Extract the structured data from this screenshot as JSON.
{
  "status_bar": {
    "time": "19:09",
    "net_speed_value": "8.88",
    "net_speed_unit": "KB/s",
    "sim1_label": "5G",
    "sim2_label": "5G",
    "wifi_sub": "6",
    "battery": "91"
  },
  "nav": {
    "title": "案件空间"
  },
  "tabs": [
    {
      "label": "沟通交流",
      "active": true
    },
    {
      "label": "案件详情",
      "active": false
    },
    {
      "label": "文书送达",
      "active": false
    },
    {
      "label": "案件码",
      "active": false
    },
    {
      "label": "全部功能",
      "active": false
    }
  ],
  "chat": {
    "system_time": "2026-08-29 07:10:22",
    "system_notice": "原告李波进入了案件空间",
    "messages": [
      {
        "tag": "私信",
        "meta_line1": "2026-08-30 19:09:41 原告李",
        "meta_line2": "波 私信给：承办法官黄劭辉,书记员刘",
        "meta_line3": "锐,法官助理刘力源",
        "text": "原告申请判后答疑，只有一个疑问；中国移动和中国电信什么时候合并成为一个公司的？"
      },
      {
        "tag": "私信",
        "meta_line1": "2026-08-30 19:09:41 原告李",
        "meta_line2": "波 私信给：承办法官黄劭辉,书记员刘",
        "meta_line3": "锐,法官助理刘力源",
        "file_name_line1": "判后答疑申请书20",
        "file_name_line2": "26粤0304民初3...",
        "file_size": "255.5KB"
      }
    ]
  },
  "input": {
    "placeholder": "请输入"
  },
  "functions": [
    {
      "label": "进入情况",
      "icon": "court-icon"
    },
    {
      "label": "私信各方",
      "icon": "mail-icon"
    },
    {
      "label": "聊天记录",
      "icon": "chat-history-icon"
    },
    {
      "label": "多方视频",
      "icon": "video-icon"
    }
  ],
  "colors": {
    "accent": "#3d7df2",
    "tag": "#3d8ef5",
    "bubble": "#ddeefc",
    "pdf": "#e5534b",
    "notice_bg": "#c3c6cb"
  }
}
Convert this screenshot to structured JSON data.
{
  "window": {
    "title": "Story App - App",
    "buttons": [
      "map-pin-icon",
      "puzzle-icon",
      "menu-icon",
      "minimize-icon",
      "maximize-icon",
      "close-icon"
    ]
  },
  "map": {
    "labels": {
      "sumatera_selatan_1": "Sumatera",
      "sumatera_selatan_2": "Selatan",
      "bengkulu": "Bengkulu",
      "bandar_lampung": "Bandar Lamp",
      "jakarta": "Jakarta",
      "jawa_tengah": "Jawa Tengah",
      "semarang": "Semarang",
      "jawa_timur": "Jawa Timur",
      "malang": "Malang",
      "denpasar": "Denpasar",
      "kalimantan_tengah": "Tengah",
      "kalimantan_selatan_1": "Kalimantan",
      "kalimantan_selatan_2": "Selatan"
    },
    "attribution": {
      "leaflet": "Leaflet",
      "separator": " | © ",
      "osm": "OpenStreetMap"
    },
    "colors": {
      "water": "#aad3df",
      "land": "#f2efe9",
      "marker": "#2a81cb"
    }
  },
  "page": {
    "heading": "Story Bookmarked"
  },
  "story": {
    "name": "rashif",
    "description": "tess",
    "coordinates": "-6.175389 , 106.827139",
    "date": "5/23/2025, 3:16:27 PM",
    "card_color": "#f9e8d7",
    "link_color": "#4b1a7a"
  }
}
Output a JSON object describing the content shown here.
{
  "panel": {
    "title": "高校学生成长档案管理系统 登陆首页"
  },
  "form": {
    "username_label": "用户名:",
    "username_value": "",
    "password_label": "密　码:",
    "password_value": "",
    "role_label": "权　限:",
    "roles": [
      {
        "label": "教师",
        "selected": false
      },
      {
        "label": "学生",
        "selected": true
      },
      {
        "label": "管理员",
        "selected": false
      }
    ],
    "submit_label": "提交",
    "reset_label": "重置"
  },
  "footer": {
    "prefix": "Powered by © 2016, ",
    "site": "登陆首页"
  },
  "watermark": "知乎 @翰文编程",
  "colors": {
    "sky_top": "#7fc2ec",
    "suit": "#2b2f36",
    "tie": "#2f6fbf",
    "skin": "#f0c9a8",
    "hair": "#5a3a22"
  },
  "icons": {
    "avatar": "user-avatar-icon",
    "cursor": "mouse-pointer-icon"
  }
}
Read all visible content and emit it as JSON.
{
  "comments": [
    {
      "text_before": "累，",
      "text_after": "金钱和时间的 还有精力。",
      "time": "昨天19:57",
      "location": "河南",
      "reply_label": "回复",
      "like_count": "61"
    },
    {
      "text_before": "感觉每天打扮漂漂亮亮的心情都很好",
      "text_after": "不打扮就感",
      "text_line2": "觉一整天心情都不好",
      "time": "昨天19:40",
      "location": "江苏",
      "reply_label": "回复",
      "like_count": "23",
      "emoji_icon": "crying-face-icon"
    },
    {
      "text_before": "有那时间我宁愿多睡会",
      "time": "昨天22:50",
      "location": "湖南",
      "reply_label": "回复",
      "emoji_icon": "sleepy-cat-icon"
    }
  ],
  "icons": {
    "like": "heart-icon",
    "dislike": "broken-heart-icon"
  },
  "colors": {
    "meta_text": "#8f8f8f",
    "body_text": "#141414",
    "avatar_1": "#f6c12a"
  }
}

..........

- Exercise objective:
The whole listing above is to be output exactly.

- Output:
Extract the structured data from this screenshot as JSON.
{
  "status_bar": {
    "time": "19:09",
    "net_speed_value": "8.88",
    "net_speed_unit": "KB/s",
    "sim1_label": "5G",
    "sim2_label": "5G",
    "wifi_sub": "6",
    "battery": "91"
  },
  "nav": {
    "title": "案件空间"
  },
  "tabs": [
    {
      "label": "沟通交流",
      "active": true
    },
    {
      "label": "案件详情",
      "active": false
    },
    {
      "label": "文书送达",
      "active": false
    },
    {
      "label": "案件码",
      "active": false
    },
    {
      "label": "全部功能",
      "active": false
    }
  ],
  "chat": {
    "system_time": "2026-08-29 07:10:22",
    "system_notice": "原告李波进入了案件空间",
    "messages": [
      {
        "tag": "私信",
        "meta_line1": "2026-08-30 19:09:41 原告李",
        "meta_line2": "波 私信给：承办法官黄劭辉,书记员刘",
        "meta_line3": "锐,法官助理刘力源",
        "text": "原告申请判后答疑，只有一个疑问；中国移动和中国电信什么时候合并成为一个公司的？"
      },
      {
        "tag": "私信",
        "meta_line1": "2026-08-30 19:09:41 原告李",
        "meta_line2": "波 私信给：承办法官黄劭辉,书记员刘",
        "meta_line3": "锐,法官助理刘力源",
        "file_name_line1": "判后答疑申请书20",
        "file_name_line2": "26粤0304民初3...",
        "file_size": "255.5KB"
      }
    ]
  },
  "input": {
    "placeholder": "请输入"
  },
  "functions": [
    {
      "label": "进入情况",
      "icon": "court-icon"
    },
    {
      "label": "私信各方",
      "icon": "mail-icon"
    },
    {
      "label": "聊天记录",
      "icon": "chat-history-icon"
    },
    {
      "label": "多方视频",
      "icon": "video-icon"
    }
  ],
  "colors": {
    "accent": "#3d7df2",
    "tag": "#3d8ef5",
    "bubble": "#ddeefc",
    "pdf": "#e5534b",
    "notice_bg": "#c3c6cb"
  }
}
Convert this screenshot to structured JSON data.
{
  "window": {
    "title": "Story App - App",
    "buttons": [
      "map-pin-icon",
      "puzzle-icon",
      "menu-icon",
      "minimize-icon",
      "maximize-icon",
      "close-icon"
    ]
  },
  "map": {
    "labels": {
      "sumatera_selatan_1": "Sumatera",
      "sumatera_selatan_2": "Selatan",
      "bengkulu": "Bengkulu",
      "bandar_lampung": "Bandar Lamp",
      "jakarta": "Jakarta",
      "jawa_tengah": "Jawa Tengah",
      "semarang": "Semarang",
      "jawa_timur": "Jawa Timur",
      "malang": "Malang",
      "denpasar": "Denpasar",
      "kalimantan_tengah": "Tengah",
      "kalimantan_selatan_1": "Kalimantan",
      "kalimantan_selatan_2": "Selatan"
    },
    "attribution": {
      "leaflet": "Leaflet",
      "separator": " | © ",
      "osm": "OpenStreetMap"
    },
    "colors": {
      "water": "#aad3df",
      "land": "#f2efe9",
      "marker": "#2a81cb"
    }
  },
  "page": {
    "heading": "Story Bookmarked"
  },
  "story": {
    "name": "rashif",
    "description": "tess",
    "coordinates": "-6.175389 , 106.827139",
    "date": "5/23/2025, 3:16:27 PM",
    "card_color": "#f9e8d7",
    "link_color": "#4b1a7a"
  }
}
Output a JSON object describing the content shown here.
{
  "panel": {
    "title": "高校学生成长档案管理系统 登陆首页"
  },
  "form": {
    "username_label": "用户名:",
    "username_value": "",
    "password_label": "密　码:",
    "password_value": "",
    "role_label": "权　限:",
    "roles": [
      {
        "label": "教师",
        "selected": false
      },
      {
        "label": "学生",
        "selected": true
      },
      {
        "label": "管理员",
        "selected": false
      }
    ],
    "submit_label": "提交",
    "reset_label": "重置"
  },
  "footer": {
    "prefix": "Powered by © 2016, ",
    "site": "登陆首页"
  },
  "watermark": "知乎 @翰文编程",
  "colors": {
    "sky_top": "#7fc2ec",
    "suit": "#2b2f36",
    "tie": "#2f6fbf",
    "skin": "#f0c9a8",
    "hair": "#5a3a22"
  },
  "icons": {
    "avatar": "user-avatar-icon",
    "cursor": "mouse-pointer-icon"
  }
}
Read all visible content and emit it as JSON.
{
  "comments": [
    {
      "text_before": "累，",
      "text_after": "金钱和时间的 还有精力。",
      "time": "昨天19:57",
      "location": "河南",
      "reply_label": "回复",
      "like_count": "61"
    },
    {
      "text_before": "感觉每天打扮漂漂亮亮的心情都很好",
      "text_after": "不打扮就感",
      "text_line2": "觉一整天心情都不好",
      "time": "昨天19:40",
      "location": "江苏",
      "reply_label": "回复",
      "like_count": "23",
      "emoji_icon": "crying-face-icon"
    },
    {
      "text_before": "有那时间我宁愿多睡会",
      "time": "昨天22:50",
      "location": "湖南",
      "reply_label": "回复",
      "emoji_icon": "sleepy-cat-icon"
    }
  ],
  "icons": {
    "like": "heart-icon",
    "dislike": "broken-heart-icon"
  },
  "colors": {
    "meta_text": "#8f8f8f",
    "body_text": "#141414",
    "avatar_1": "#f6c12a"
  }
}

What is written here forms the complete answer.